● **Work instructions**
These records must be written out again exactly.

---- Record excerpts

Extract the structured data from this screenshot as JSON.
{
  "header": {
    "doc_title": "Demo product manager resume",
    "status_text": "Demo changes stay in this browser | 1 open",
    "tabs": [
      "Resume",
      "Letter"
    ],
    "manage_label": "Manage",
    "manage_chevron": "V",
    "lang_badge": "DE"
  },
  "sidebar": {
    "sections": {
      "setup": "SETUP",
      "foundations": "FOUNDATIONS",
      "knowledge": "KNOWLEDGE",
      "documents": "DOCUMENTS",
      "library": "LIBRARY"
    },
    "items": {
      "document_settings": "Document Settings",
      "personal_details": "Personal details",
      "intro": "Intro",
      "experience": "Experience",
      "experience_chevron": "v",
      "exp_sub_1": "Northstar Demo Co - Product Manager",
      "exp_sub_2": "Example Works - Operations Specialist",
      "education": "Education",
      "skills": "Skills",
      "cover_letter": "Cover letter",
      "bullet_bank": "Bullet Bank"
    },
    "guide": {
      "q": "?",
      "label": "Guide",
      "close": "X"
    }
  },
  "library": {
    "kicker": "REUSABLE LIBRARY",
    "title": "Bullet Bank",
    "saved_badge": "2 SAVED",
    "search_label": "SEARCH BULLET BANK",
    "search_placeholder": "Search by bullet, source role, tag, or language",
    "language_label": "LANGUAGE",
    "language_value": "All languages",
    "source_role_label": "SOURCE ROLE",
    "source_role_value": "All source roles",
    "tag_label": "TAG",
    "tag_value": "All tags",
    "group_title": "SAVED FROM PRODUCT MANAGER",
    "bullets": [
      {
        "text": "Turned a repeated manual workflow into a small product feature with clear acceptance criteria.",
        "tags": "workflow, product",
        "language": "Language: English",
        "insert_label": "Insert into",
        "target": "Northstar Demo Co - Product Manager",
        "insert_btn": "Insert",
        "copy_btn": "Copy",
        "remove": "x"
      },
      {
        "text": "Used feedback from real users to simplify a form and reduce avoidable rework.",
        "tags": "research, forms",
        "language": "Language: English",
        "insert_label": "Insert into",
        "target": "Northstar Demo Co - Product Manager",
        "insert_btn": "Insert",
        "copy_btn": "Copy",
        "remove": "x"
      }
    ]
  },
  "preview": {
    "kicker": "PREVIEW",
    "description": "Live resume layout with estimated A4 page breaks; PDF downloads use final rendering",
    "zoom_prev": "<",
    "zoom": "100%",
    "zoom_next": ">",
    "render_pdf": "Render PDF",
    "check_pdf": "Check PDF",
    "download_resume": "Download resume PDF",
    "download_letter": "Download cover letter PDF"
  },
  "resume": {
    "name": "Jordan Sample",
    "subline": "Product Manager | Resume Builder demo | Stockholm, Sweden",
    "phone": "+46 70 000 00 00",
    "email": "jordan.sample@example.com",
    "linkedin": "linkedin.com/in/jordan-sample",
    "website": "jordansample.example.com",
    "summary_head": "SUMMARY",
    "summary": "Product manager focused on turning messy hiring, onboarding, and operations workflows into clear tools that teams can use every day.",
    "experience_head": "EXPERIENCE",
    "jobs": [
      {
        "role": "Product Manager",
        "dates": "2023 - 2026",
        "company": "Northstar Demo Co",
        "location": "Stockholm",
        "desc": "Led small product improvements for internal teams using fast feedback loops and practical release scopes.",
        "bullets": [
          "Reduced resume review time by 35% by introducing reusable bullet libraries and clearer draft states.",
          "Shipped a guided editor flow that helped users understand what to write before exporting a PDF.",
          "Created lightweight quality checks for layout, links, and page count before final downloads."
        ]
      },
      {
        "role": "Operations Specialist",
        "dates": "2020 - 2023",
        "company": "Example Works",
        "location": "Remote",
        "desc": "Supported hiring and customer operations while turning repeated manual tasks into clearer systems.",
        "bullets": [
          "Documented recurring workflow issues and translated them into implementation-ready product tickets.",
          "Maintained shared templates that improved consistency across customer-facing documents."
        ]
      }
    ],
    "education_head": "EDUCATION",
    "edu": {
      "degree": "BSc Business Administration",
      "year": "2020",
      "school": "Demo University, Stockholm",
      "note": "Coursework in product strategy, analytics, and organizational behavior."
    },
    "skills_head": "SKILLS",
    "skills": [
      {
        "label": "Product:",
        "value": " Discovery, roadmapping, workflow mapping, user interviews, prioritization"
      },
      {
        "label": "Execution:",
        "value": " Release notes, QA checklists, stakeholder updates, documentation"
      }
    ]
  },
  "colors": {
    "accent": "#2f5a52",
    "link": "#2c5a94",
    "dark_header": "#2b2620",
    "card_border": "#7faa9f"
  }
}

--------

● **Exercise solution**
Extract the structured data from this screenshot as JSON.
{
  "header": {
    "doc_title": "Demo product manager resume",
    "status_text": "Demo changes stay in this browser | 1 open",
    "tabs": [
      "Resume",
      "Letter"
    ],
    "manage_label": "Manage",
    "manage_chevron": "V",
    "lang_badge": "DE"
  },
  "sidebar": {
    "sections": {
      "setup": "SETUP",
      "foundations": "FOUNDATIONS",
      "knowledge": "KNOWLEDGE",
      "documents": "DOCUMENTS",
      "library": "LIBRARY"
    },
    "items": {
      "document_settings": "Document Settings",
      "personal_details": "Personal details",
      "intro": "Intro",
      "experience": "Experience",
      "experience_chevron": "v",
      "exp_sub_1": "Northstar Demo Co - Product Manager",
      "exp_sub_2": "Example Works - Operations Specialist",
      "education": "Education",
      "skills": "Skills",
      "cover_letter": "Cover letter",
      "bullet_bank": "Bullet Bank"
    },
    "guide": {
      "q": "?",
      "label": "Guide",
      "close": "X"
    }
  },
  "library": {
    "kicker": "REUSABLE LIBRARY",
    "title": "Bullet Bank",
    "saved_badge": "2 SAVED",
    "search_label": "SEARCH BULLET BANK",
    "search_placeholder": "Search by bullet, source role, tag, or language",
    "language_label": "LANGUAGE",
    "language_value": "All languages",
    "source_role_label": "SOURCE ROLE",
    "source_role_value": "All source roles",
    "tag_label": "TAG",
    "tag_value": "All tags",
    "group_title": "SAVED FROM PRODUCT MANAGER",
    "bullets": [
      {
        "text": "Turned a repeated manual workflow into a small product feature with clear acceptance criteria.",
        "tags": "workflow, product",
        "language": "Language: English",
        "insert_label": "Insert into",
        "target": "Northstar Demo Co - Product Manager",
        "insert_btn": "Insert",
        "copy_btn": "Copy",
        "remove": "x"
      },
      {
        "text": "Used feedback from real users to simplify a form and reduce avoidable rework.",
        "tags": "research, forms",
        "language": "Language: English",
        "insert_label": "Insert into",
        "target": "Northstar Demo Co - Product Manager",
        "insert_btn": "Insert",
        "copy_btn": "Copy",
        "remove": "x"
      }
    ]
  },
  "preview": {
    "kicker": "PREVIEW",
    "description": "Live resume layout with estimated A4 page breaks; PDF downloads use final rendering",
    "zoom_prev": "<",
    "zoom": "100%",
    "zoom_next": ">",
    "render_pdf": "Render PDF",
    "check_pdf": "Check PDF",
    "download_resume": "Download resume PDF",
    "download_letter": "Download cover letter PDF"
  },
  "resume": {
    "name": "Jordan Sample",
    "subline": "Product Manager | Resume Builder demo | Stockholm, Sweden",
    "phone": "+46 70 000 00 00",
    "email": "jordan.sample@example.com",
    "linkedin": "linkedin.com/in/jordan-sample",
    "website": "jordansample.example.com",
    "summary_head": "SUMMARY",
    "summary": "Product manager focused on turning messy hiring, onboarding, and operations workflows into clear tools that teams can use every day.",
    "experience_head": "EXPERIENCE",
    "jobs": [
      {
        "role": "Product Manager",
        "dates": "2023 - 2026",
        "company": "Northstar Demo Co",
        "location": "Stockholm",
        "desc": "Led small product improvements for internal teams using fast feedback loops and practical release scopes.",
        "bullets": [
          "Reduced resume review time by 35% by introducing reusable bullet libraries and clearer draft states.",
          "Shipped a guided editor flow that helped users understand what to write before exporting a PDF.",
          "Created lightweight quality checks for layout, links, and page count before final downloads."
        ]
      },
      {
        "role": "Operations Specialist",
        "dates": "2020 - 2023",
        "company": "Example Works",
        "location": "Remote",
        "desc": "Supported hiring and customer operations while turning repeated manual tasks into clearer systems.",
        "bullets": [
          "Documented recurring workflow issues and translated them into implementation-ready product tickets.",
          "Maintained shared templates that improved consistency across customer-facing documents."
        ]
      }
    ],
    "education_head": "EDUCATION",
    "edu": {
      "degree": "BSc Business Administration",
      "year": "2020",
      "school": "Demo University, Stockholm",
      "note": "Coursework in product strategy, analytics, and organizational behavior."
    },
    "skills_head": "SKILLS",
    "skills": [
      {
        "label": "Product:",
        "value": " Discovery, roadmapping, workflow mapping, user interviews, prioritization"
      },
      {
        "label": "Execution:",
        "value": " Release notes, QA checklists, stakeholder updates, documentation"
      }
    ]
  },
  "colors": {
    "accent": "#2f5a52",
    "link": "#2c5a94",
    "dark_header": "#2b2620",
    "card_border": "#7faa9f"
  }
}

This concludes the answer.